'''
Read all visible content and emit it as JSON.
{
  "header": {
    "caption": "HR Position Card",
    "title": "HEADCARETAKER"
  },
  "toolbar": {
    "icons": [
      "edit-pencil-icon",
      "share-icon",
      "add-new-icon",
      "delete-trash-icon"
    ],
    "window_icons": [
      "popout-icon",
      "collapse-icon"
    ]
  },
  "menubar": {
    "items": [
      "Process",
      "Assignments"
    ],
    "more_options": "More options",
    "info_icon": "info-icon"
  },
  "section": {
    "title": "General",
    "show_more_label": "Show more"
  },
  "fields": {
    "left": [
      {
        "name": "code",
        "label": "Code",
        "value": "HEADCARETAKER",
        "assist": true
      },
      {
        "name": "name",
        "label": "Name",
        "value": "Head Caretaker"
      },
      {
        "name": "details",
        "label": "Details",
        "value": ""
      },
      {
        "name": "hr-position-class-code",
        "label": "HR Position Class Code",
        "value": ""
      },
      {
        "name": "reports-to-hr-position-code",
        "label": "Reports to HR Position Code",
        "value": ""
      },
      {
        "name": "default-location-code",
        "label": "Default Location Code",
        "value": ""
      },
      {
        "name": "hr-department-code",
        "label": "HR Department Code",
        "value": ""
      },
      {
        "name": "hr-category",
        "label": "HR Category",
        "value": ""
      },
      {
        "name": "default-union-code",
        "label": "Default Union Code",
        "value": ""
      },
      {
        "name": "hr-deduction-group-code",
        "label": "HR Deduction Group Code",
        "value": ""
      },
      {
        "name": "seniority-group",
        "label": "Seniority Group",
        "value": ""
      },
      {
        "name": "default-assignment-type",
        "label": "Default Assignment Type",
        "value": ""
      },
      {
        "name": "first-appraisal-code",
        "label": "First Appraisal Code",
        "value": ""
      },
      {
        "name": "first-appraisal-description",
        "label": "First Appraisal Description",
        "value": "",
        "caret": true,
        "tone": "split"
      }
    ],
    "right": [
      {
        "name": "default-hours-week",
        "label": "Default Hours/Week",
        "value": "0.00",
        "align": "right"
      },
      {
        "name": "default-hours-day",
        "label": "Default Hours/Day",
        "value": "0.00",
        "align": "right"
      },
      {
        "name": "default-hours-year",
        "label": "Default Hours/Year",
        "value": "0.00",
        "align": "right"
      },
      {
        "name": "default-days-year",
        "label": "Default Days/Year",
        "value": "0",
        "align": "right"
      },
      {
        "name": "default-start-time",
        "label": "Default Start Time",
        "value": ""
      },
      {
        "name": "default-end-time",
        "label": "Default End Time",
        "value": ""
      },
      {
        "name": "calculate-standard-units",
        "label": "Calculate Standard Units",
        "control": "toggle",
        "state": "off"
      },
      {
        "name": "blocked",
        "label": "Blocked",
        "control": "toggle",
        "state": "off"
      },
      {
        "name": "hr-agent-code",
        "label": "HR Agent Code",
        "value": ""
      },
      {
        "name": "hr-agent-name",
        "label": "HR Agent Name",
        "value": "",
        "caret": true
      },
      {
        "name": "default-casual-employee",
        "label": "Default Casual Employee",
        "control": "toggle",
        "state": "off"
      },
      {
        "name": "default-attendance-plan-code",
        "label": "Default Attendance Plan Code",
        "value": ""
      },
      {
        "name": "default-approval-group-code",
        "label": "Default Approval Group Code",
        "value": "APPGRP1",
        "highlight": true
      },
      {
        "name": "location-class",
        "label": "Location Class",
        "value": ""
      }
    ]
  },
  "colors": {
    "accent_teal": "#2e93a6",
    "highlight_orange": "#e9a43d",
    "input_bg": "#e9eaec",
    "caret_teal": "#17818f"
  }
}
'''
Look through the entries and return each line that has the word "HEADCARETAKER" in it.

■ **RESPONSE AREA**
    "title": "HEADCARETAKER"
        "value": "HEADCARETAKER",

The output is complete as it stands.